A pavise of circa 1490 bearing the arms of Ravensburg in Württemberg: Argent, a castle sable.
The rising sun badge of Edward III, still in use today as an inn sign.
In 1417 Henry V of England sent Letters Patent to sheriffs of three counties declaring that ‘whereas in recent expeditions abroad many persons had taken to themselves Arms and tunics of Arms called “Cotearmures” which neither they nor their ancestors had used in time past, no man of whatever rank should henceforth take arms unless he possessed them by ancestral right or by the grant of some person having authority sufficient thereunto’. That same year Henry created a new heraldic officer, Garter Principal King of Arms of Englishmen, whose province was the whole of England and Wales and who was responsible for issuing Patents of Arms for peers.
Shortly after these steps, Thomas, Duke of Clarence and brother to Henry V, appears to have issued ordinances which granted to the Kings of Arms the right to assign arms to persons within their provinces. The oldest known Patent issued by a King of Arms is dated 10 March 1439, and was issued by Sir William Bruges, first Garter King of Arms, to the Drapers’ Company of London.
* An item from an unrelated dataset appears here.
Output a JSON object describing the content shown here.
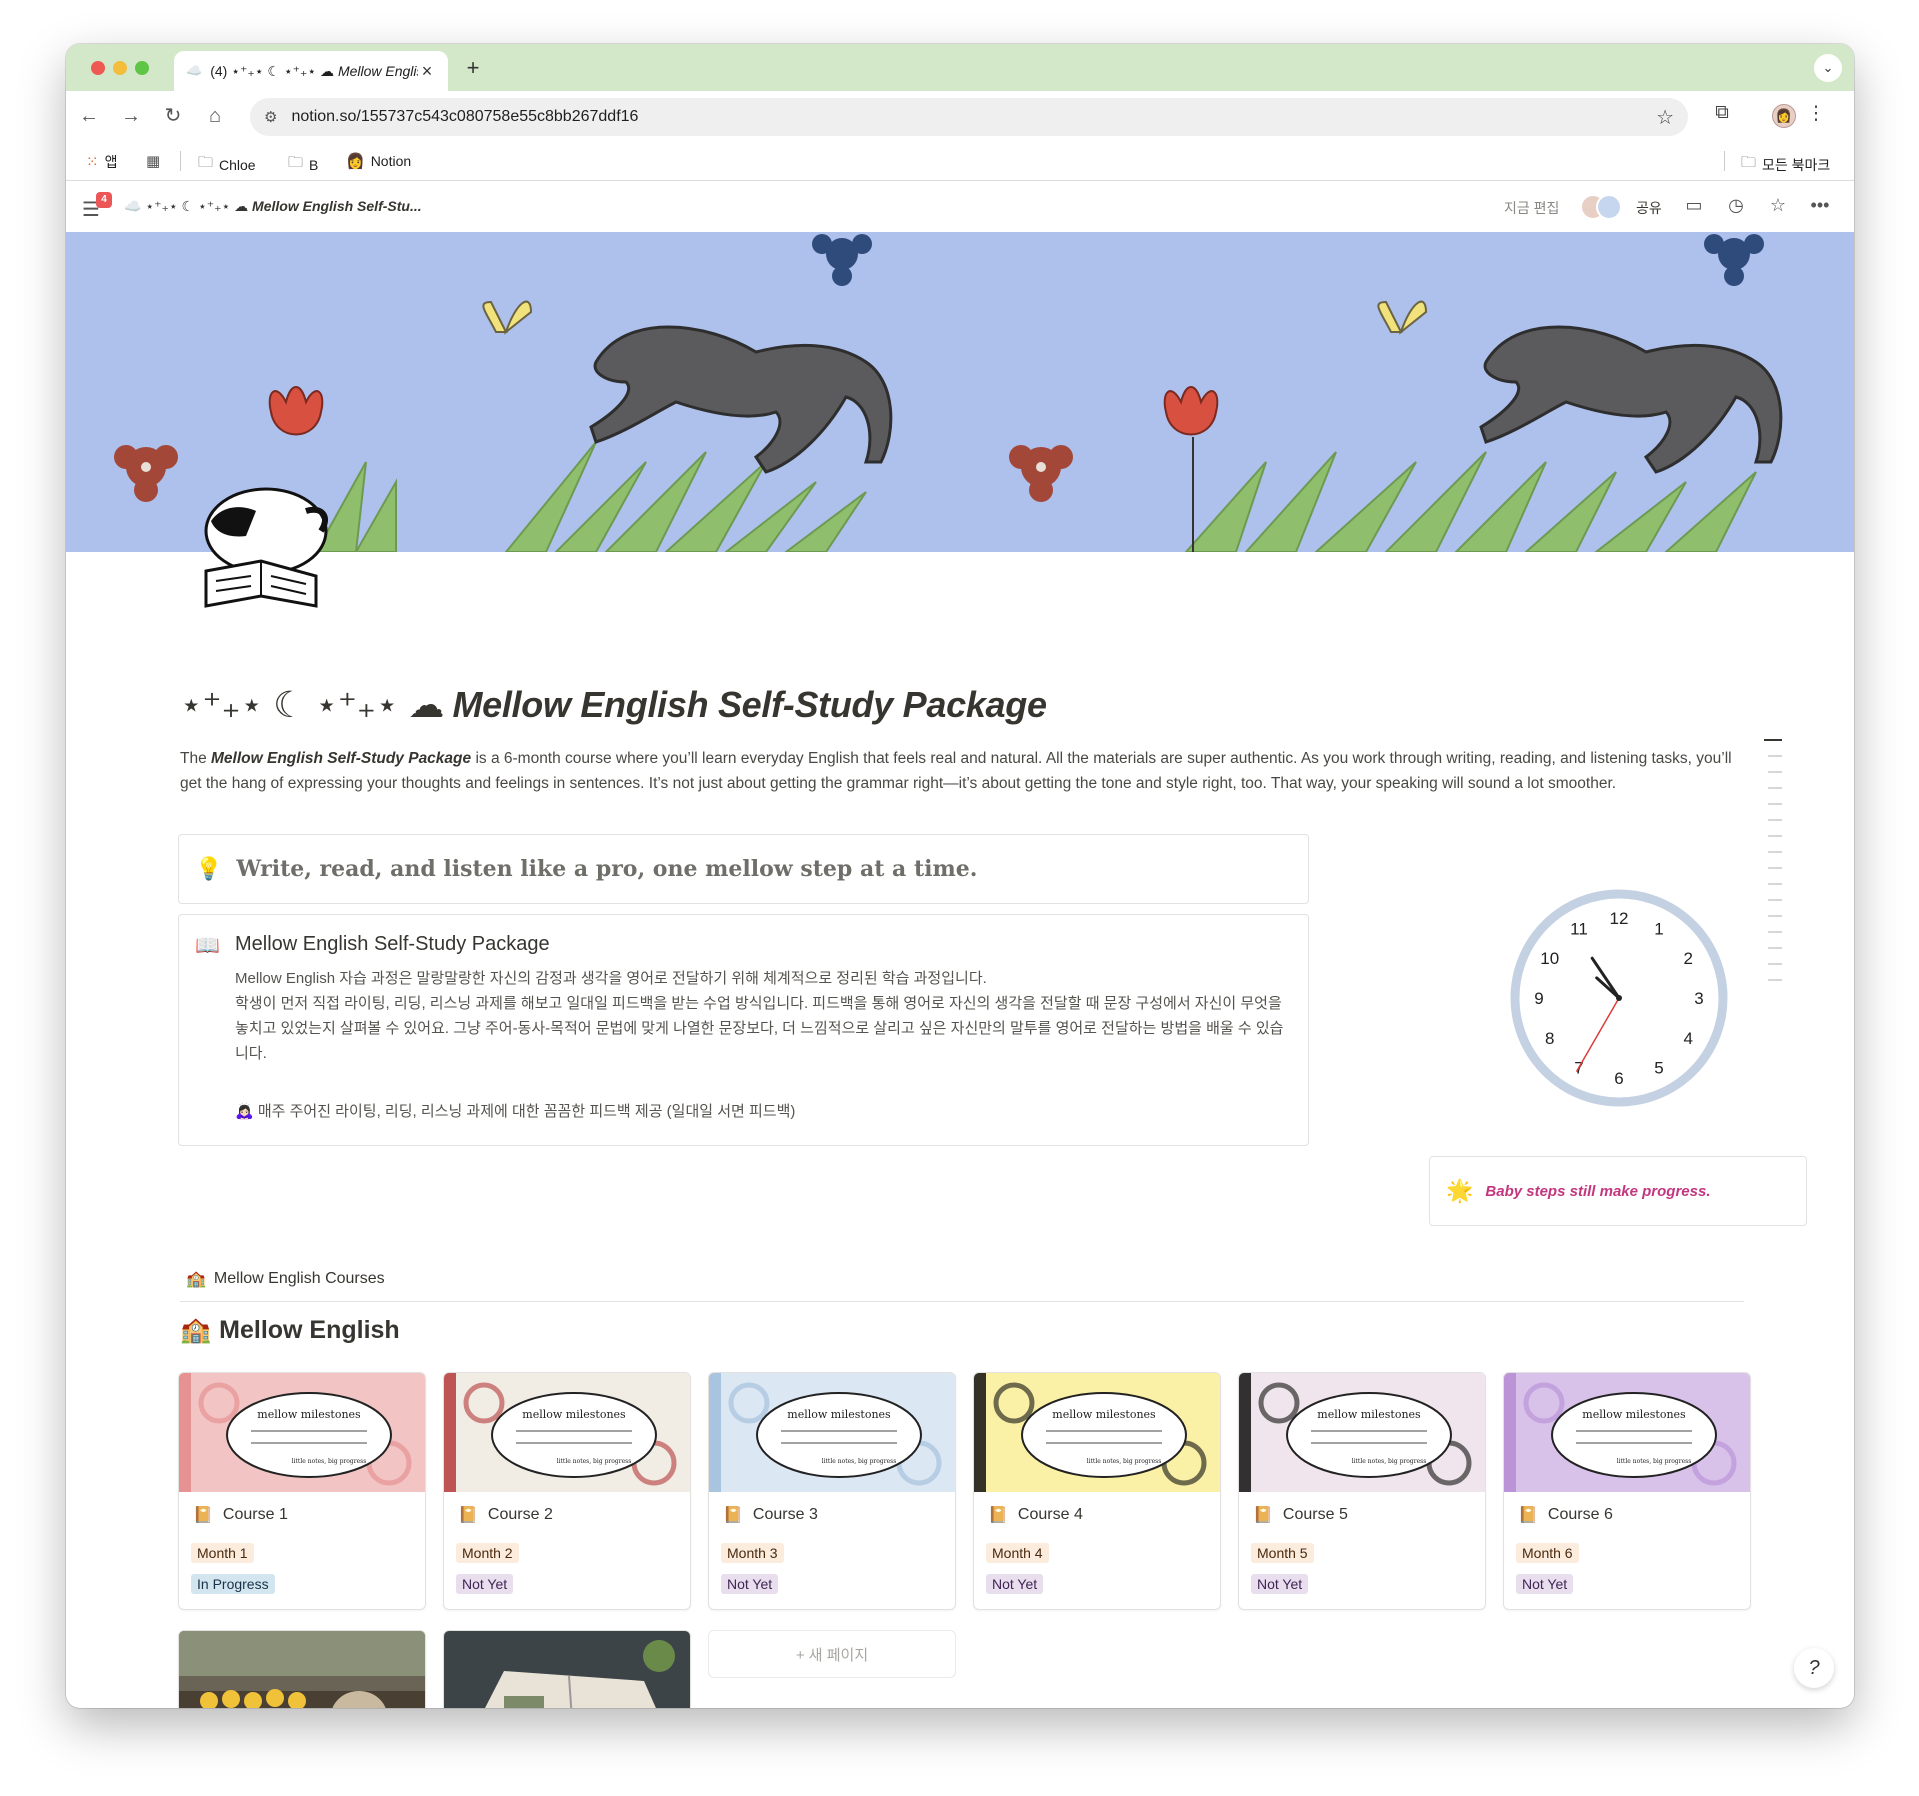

In 1484 Richard III by Royal Charter incorporated the College of Arms, or Heralds’ College, which controls the use of armorial bearings in England (and Wales officially) to this day. The College of Arms is presided over by the Earl Marshal and apart from the three Kings of Arms it has six heralds—Somerset, Chester, Windsor, Richmond, Lancaster and York; and four pursuivants—Rouge Croix, Rouge Dragon, Portcullis and Bluemantle. The Court of Lord Lyon (King of Arms) in Scotland is in fact pre-heraldic. It has three heralds—Albany, Marchmont and Rothesay; and three pursuivants—Carrick, Unicorn and Kintyre. The office of Ulster King of Arms was instituted in 1553 and existed until 1940, when it was amalgamated with Norrey King of Arms. The office of Ireland King of Arms existed for a short period only prior to 1553.
In Portugal heralds were introduced during the reign of James I (1385–1433). A complete record of the arms of the nobility was drawn up in 1509 by the King of Arms, and Portuguese heraldry continued to be regulated by the heralds until 1910, when the monarchy was replaced by a republic.
German heralds were active and effective in the medieval period but had become extinct by the 1700s. It is significant that there was no word in the German language for herald until the Renaissance, the term Knappen von der Wappen (esquires of arms) being used instead. The German ‘Knappen’ only broke from their wandering life by taking employment with the Tourney Societies, and in many German states the heralds never attained a position at court, the regulation of heraldry being handled by clerks under the court chancellor.
The Spanish heralds, like the French, seem to have been relegated to a secondary rôle by the kings of the various kingdoms, arms being granted by the kings and cases of duplication of arms being settled by the kings, the heralds playing only a consultant rôle. This was also the case in Denmark, where there was no official body of heralds, and arms were assumed or granted by the king by Letters of Patent.